The Dekatrons didn’t just count - they also stored data by acting as a volatile memory similar to RAM in today’s computers. This meant the machine could run unattended and results wouldn’t be lost until it was powered down.
The Dekatron has 828 Dekatron tubes. Also, there are 480 relays, 7,073 contacts or relay switches, 26-high-speed relays, 199 lamps, 18 switches, a 1.5 kilowatt power supply, thousands of connectors, some sheet-metal casing and a metal frame measuring 6m across, 2m high and 1m deep.
Kevin Murrell, who started restoring the beast in 2009, likened assembling the machine to raising the Mary Rose. For non-students of history, this warship was the pride of King Henry VIII’s fleet and sank in 1545. In 1982, the surviving part of its hull was delicately raised by crane from The Solent, near Plymouth, and placed in a climate-controlled museum.

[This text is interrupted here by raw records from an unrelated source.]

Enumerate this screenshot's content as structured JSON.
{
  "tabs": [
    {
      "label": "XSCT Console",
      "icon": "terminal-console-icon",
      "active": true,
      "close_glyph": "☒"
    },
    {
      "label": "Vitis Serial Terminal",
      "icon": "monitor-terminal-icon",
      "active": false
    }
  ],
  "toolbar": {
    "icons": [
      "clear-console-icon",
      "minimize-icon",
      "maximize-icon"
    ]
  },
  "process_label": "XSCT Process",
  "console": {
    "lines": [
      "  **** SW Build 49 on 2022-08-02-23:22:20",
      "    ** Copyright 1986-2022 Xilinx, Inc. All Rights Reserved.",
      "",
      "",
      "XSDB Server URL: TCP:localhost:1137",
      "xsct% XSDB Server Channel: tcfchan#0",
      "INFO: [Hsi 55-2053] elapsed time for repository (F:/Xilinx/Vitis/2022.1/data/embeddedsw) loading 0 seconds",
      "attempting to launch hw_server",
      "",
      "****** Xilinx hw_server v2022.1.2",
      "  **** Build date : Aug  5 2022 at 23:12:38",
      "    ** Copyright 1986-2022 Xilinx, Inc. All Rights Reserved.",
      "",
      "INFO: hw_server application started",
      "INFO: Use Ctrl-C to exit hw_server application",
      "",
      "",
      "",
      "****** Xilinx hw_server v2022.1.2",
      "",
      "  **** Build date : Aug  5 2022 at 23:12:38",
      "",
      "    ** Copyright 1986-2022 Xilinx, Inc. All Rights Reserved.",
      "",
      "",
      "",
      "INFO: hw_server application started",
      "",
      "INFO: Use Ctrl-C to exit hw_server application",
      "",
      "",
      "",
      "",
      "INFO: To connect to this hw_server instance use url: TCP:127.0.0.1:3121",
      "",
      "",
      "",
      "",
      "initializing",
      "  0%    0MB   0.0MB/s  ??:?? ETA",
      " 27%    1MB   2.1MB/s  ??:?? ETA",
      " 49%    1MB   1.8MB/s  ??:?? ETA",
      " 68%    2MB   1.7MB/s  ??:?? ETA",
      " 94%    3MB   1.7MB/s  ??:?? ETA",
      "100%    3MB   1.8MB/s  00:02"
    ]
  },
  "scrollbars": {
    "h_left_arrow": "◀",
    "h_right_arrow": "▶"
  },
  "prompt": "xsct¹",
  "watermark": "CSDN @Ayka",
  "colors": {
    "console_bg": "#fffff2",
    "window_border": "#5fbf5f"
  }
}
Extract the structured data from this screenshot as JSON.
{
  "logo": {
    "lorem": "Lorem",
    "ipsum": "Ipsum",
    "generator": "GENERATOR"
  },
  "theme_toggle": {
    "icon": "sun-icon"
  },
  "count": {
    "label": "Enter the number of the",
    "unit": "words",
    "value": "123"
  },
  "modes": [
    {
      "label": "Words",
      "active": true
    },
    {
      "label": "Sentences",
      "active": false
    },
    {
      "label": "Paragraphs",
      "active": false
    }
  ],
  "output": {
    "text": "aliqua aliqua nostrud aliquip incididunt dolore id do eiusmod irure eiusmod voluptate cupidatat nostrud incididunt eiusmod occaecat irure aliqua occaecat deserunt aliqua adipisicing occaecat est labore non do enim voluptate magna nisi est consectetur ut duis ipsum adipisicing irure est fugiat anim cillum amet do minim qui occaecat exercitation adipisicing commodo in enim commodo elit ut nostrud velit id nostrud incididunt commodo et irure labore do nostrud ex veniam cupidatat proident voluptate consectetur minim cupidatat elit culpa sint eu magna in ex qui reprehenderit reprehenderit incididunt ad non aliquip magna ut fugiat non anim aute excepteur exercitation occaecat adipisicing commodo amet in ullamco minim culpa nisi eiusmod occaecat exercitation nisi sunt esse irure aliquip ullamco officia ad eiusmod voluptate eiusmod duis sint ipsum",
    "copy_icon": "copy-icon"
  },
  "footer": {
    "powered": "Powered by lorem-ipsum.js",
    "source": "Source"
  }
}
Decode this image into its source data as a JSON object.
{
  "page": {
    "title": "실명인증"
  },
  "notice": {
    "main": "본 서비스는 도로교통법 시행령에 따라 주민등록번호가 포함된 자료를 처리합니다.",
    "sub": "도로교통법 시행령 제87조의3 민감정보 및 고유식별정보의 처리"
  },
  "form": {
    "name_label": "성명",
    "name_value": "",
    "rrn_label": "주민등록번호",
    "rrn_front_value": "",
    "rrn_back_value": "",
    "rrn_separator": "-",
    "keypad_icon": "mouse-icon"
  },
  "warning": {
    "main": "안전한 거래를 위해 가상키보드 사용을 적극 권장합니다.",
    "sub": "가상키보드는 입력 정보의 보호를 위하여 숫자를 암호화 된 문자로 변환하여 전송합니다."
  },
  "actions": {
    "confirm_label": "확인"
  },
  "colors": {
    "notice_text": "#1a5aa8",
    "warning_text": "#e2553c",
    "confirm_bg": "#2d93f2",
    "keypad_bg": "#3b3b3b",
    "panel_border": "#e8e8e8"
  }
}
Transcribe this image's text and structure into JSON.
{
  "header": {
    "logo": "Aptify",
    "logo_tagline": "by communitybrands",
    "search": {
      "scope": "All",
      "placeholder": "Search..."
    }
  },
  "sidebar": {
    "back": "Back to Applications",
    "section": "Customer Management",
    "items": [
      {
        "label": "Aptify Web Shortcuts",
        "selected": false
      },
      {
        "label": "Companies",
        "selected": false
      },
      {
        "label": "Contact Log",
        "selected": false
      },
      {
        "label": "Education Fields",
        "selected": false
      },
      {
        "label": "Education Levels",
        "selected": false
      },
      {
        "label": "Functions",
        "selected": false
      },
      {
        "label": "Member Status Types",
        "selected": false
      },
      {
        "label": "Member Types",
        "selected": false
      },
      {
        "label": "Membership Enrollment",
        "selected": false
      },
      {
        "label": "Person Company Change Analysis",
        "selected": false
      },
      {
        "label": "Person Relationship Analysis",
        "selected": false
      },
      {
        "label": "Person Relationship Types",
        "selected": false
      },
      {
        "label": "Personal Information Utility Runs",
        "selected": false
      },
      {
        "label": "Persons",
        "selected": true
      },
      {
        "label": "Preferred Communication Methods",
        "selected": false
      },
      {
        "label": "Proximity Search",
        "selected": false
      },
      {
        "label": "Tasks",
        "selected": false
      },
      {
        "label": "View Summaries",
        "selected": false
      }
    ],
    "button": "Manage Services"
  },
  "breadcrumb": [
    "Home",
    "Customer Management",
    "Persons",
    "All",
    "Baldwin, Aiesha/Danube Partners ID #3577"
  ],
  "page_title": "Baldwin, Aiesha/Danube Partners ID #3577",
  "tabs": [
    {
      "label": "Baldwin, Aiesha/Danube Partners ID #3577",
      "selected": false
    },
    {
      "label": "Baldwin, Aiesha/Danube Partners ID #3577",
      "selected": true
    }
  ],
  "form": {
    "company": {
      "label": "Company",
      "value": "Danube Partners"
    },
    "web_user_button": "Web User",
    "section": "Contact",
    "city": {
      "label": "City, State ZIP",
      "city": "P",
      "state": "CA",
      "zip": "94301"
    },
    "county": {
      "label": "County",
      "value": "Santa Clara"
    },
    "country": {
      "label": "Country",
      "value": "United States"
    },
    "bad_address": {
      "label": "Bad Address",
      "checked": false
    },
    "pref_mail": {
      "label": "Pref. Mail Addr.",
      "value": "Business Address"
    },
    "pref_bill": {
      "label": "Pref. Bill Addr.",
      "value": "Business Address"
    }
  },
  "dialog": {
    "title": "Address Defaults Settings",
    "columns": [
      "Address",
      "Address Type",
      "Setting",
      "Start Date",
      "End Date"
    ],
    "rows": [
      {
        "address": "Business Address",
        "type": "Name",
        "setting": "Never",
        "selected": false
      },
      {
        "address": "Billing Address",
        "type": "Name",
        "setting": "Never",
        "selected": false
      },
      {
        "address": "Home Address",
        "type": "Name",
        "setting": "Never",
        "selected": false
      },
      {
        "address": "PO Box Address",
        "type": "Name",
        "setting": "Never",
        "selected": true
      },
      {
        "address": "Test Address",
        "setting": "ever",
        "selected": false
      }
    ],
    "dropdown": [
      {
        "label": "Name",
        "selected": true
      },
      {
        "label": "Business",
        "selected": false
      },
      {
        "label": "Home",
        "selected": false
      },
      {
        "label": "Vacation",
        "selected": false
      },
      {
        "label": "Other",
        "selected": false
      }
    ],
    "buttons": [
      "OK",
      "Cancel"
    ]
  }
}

Old-skool program: how to build a sub-routine for the Dekatron
You’d think the TNMOC team that rebuilt the Dekatron had a relatively easy job: unlike the Mary Rose’s archaeologists, they weren’t labouring in freezing water, breathing bottled oxygen, and scrambling through zero visibility.
However, like the Mary Rose, the computer was in pieces.
Harwell ran the Dekatron from 1951 to 1957, and then gave it to the Wolverhampton and Staffordshire Technical College. It was renamed WITCH (Wolverhampton Instrument for Teaching Computation from Harwell) and used it for teaching before it was handed over to the Birmingham Museum of Science and Industry in 1973. This is where Murrell first encountered the machine. Years later, it was taken apart and put into boxes for storage at the Birmingham Collections Centre. The Dekatron moved to TNMOC in 2009.
Murrell had manuals to work from, but this was only partially helpful.
“We had all the components and various circuit diagrams,” Murrell said. “But the diagrams aren’t that helpful. We knew physically where the bits went, but a lot of wiring has suffered in storage, some tubes had failed and spare parts had to be sourced.”
Broken Dekatron-like valves could be sourced, unused, from Russia – they’d been made during the glory days of the Soviet Union. The relays, distractingly labelled with SEX and other terms, are the type used by the General Post Office (GPO) of the era, and were relatively easy to replace if broken. Other components were scrubbed clean of decades of oxides using brushes and file filters.
Some of the cabling had rusted and was replaced with modern white-coloured plastic-coated stock that's hidden around the back; also updated is the original power source, which Murrell called “impressively terrifying”.
Before Tuesday’s reboot, Murrell and TMOCH ran simple programs to test different parts of this 2.5-ton calculator. Their program calculated the squares of multiple lists of numbers.
Back at the dawn of the nuclear age, software for the Dekatron was designed using a pencil-drawn flowchart, and written down in longhand on foolscap sheets of lined paper. The source code was taken to a punch-tape machine and the instructions punched onto paper – one program could have up to six paper tapes, and lots of spools would need to be glued into a loop so that it ran continuously.
Data for the computer was also punched on paper tape. Results from the calculations were printed by a teleprinter and could be punched directly to a new paper tape - useful if the output was needed for a new calculation.
Today, the programs are written in longhand with the help of Microsoft Excel, but otherwise it’s business as usual. Programs are transferred to paper using a hole puncher on a table next to the Dekatron and the results are collected from a teleprinter on the opposite side of the machine.
Sixty years on, the Dekatron is ready for a new generation growing up in a world of iPad apps and Visual Studio. Now they can try sailing the Mary Rose of computers - let's see how far they can get. ®